For each line below that includes the word "title", make a copy.

[Start of section]

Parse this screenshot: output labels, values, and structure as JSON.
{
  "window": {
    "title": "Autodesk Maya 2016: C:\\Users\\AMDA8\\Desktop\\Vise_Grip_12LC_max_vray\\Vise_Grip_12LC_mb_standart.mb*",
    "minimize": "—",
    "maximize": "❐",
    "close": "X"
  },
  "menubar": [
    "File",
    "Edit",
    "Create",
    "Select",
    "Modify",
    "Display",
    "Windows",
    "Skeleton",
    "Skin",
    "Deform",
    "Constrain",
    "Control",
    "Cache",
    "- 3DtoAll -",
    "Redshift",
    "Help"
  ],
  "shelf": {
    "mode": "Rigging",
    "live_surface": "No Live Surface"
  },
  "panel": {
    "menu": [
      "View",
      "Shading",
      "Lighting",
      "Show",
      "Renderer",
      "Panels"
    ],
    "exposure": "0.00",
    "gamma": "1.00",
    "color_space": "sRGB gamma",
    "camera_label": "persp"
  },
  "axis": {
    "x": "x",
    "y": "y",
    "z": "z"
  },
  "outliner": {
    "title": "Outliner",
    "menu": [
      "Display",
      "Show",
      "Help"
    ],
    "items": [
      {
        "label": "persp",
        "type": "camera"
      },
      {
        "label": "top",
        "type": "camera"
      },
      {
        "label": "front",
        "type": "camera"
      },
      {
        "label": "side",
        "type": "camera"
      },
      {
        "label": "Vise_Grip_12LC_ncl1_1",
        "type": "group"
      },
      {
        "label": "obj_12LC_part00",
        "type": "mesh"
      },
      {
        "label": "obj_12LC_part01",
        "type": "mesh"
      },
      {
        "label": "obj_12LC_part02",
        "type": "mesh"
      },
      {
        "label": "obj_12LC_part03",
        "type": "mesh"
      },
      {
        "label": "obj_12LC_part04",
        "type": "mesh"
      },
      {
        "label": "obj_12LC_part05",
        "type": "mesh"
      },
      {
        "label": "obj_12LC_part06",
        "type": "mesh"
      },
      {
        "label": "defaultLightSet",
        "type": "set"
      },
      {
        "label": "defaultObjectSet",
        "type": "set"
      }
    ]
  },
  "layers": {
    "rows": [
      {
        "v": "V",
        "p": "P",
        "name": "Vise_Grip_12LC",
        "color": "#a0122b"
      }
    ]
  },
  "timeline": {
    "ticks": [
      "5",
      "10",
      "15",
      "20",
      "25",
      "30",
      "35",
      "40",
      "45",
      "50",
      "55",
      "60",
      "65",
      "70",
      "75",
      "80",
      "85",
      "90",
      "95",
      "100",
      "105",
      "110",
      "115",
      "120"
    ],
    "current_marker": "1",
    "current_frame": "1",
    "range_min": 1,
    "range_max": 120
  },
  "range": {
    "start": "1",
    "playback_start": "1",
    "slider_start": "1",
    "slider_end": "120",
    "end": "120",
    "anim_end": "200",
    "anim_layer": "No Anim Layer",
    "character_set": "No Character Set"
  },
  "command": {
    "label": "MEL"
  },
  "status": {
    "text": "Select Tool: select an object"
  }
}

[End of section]

■ SOLUTION TO THIS TASK ■
    "title": "Autodesk Maya 2016: C:\\Users\\AMDA8\\Desktop\\Vise_Grip_12LC_max_vray\\Vise_Grip_12LC_mb_standart.mb*",
    "title": "Outliner",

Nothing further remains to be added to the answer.